When I was struggling with agonizing questions and problems surrounding my aging parents care needs I had a heightened awareness to everything around me. I suspect that was because I felt my life was at stake. Within that awareness, comfort and answers came to me through everyday experiences. I found much relief in the natural world, but I also found it in a variety of other ways such as a look, a word or phrase, and often from a National Public Radio program. One such NPR program was a sociologist’s analysis of the Challenger Disaster. I summarized the high points of that program for me in my memoir as follows:
Events leading to the tragedy showed how historical decisions created a layered inflexible bureaucracy that compromised the integrity of the original mission. Everyone got all tangled up in the rules. Production concerns created debate between engineers and top managers, and engineers were not involved in policy and production decisions. Intuition and common sense were disallowed (just look out the window and see the ice); they thought pressure would force O rings in place. Push mute button on a conference call between managers and engineers for an aside managerial conference. The pilot was not part of the launch decision. And point the finger of blame away from yourself.

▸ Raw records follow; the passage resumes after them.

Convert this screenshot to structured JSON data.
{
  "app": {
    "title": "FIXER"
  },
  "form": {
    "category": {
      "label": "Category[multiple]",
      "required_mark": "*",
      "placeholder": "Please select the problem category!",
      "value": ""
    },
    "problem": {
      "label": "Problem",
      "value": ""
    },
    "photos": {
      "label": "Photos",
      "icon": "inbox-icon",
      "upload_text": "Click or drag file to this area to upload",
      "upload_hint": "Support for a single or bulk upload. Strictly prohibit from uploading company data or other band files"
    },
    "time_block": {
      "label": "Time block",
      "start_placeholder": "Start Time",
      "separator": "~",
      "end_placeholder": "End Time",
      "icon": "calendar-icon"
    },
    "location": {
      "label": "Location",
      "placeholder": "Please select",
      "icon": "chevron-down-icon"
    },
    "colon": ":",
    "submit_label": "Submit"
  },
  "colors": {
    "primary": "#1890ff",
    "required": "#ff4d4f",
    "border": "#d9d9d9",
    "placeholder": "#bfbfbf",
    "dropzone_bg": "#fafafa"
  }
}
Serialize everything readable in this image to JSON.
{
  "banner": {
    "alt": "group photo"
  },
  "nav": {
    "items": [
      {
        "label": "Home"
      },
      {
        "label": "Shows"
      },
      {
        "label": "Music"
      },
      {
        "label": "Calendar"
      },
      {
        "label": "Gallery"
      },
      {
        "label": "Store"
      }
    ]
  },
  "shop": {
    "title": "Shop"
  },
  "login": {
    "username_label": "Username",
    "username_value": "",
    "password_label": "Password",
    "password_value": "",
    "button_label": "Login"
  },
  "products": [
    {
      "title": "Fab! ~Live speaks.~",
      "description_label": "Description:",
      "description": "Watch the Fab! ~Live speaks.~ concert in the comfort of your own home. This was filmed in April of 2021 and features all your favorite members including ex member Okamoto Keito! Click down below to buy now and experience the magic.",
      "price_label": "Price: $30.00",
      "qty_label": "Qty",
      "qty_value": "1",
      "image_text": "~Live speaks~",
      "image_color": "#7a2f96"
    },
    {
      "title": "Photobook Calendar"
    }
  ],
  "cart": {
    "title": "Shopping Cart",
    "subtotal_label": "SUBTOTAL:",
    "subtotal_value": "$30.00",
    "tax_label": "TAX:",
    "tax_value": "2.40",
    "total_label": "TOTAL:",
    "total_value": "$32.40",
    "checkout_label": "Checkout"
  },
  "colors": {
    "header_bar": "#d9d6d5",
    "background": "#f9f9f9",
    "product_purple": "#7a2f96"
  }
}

That analysis was a great metaphor for the problems I had with my father over my mother’s care and also for the difficulty I was experiencing with my church. What if we used the Challenger analysis as a template showing us what not to do? Would respectful dialogue been seen as essential in all endeavors? Would women have half the voice and participation in what affects their lives? Could common sense rule and simplify life? Would we be able to look at ourselves and see where our complicity lay?